retail that stand to win the most from the economy reopening.
Netflix is expected to post its results after markets close
"The only risk is that expectations across the board are so
high, they are going to be very difficult to meet," said Seema
Shah, chief strategist at Principal Global Investors. "We are
getting into territory -- both with earnings and economic data --
where it will be very difficult to have positive surprises."
In the bond market, the 10-year U.S. Treasury yield was largely
unchanged from 1.599% on Monday. Yields fall as prices rise.
Dogecoin, the cryptocurrency created as a joke, pared gains
after climbing more than 8,000% this year. It fell almost 4% to 39
cents, according to CoinDesk. Some users of online forums have said
they plan to push the cryptocurrency to $1 by Tuesday, in what some
have called "Doge Day."
Overseas, the pan-continental Stoxx Europe 600 fell 1.1%. The
U.K.'s FTSE 100 retreated 1.2% as tobacco companies dropped.
In Asia, major stock indexes were mixed. Japan's Nikkei 225 fell
2%, while Hong Kong's Hang Seng ticked up 0.1%. The Shanghai
Composite Index edged down 0.1%.
Julia Carpenter contributed to this article.
Write to Will Horner at William.Horner@wsj.com
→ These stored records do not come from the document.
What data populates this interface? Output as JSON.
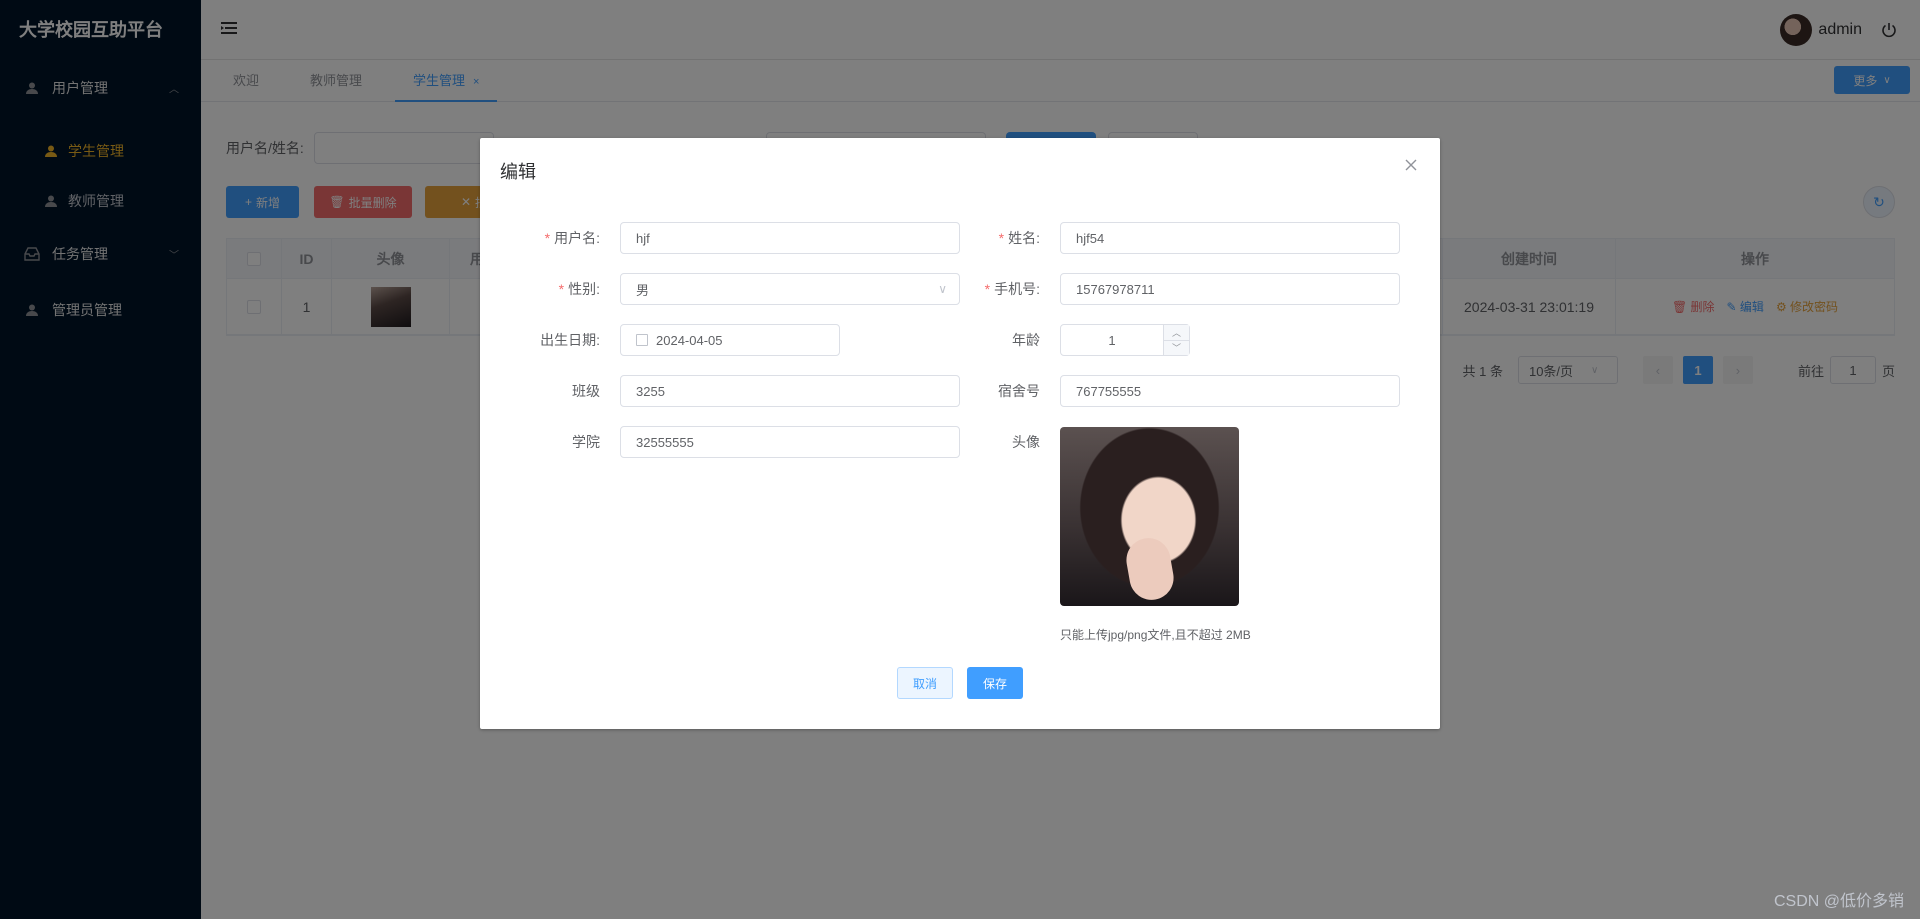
{
  "app_title": "大学校园互助平台",
  "sidebar": {
    "items": [
      {
        "label": "用户管理",
        "icon": "user-icon"
      },
      {
        "label": "学生管理",
        "icon": "user-icon",
        "active": true
      },
      {
        "label": "教师管理",
        "icon": "user-icon"
      },
      {
        "label": "任务管理",
        "icon": "inbox-icon"
      },
      {
        "label": "管理员管理",
        "icon": "user-icon"
      }
    ]
  },
  "header": {
    "user": "admin"
  },
  "tags": [
    {
      "label": "欢迎"
    },
    {
      "label": "教师管理"
    },
    {
      "label": "学生管理",
      "close": "×"
    }
  ],
  "more_label": "更多",
  "search": {
    "label": "用户名/姓名:"
  },
  "toolbar": {
    "add": "新增",
    "batch_delete": "批量删除",
    "batch_import": "批"
  },
  "table": {
    "headers": [
      "ID",
      "头像",
      "用",
      "创建时间",
      "操作"
    ],
    "rows": [
      {
        "id": "1",
        "created": "2024-03-31 23:01:19"
      }
    ],
    "ops": {
      "delete": "删除",
      "edit": "编辑",
      "reset": "修改密码"
    }
  },
  "pagination": {
    "total": "共 1 条",
    "page_size": "10条/页",
    "current": "1",
    "goto": "前往",
    "goto_value": "1",
    "page_unit": "页"
  },
  "dialog": {
    "title": "编辑",
    "fields": {
      "username": {
        "label": "用户名:",
        "value": "hjf"
      },
      "name": {
        "label": "姓名:",
        "value": "hjf54"
      },
      "gender": {
        "label": "性别:",
        "value": "男"
      },
      "phone": {
        "label": "手机号:",
        "value": "15767978711"
      },
      "birthday": {
        "label": "出生日期:",
        "value": "2024-04-05"
      },
      "age": {
        "label": "年龄",
        "value": "1"
      },
      "class": {
        "label": "班级",
        "value": "3255"
      },
      "dorm": {
        "label": "宿舍号",
        "value": "767755555"
      },
      "college": {
        "label": "学院",
        "value": "32555555"
      },
      "avatar": {
        "label": "头像"
      }
    },
    "upload_tip": "只能上传jpg/png文件,且不超过 2MB",
    "cancel": "取消",
    "save": "保存"
  },
  "watermark": "CSDN @低价多销",
  "colors": {
    "primary": "#409eff",
    "danger": "#f56c6c",
    "warning": "#e6a23c",
    "sidebar_bg": "#001529",
    "active_menu": "#f0b429"
  }
}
(END) Dow Jones Newswires
April 20, 2021 10:15 ET (14:15 GMT)
Copyright (c) 2021 Dow Jones & Company, Inc.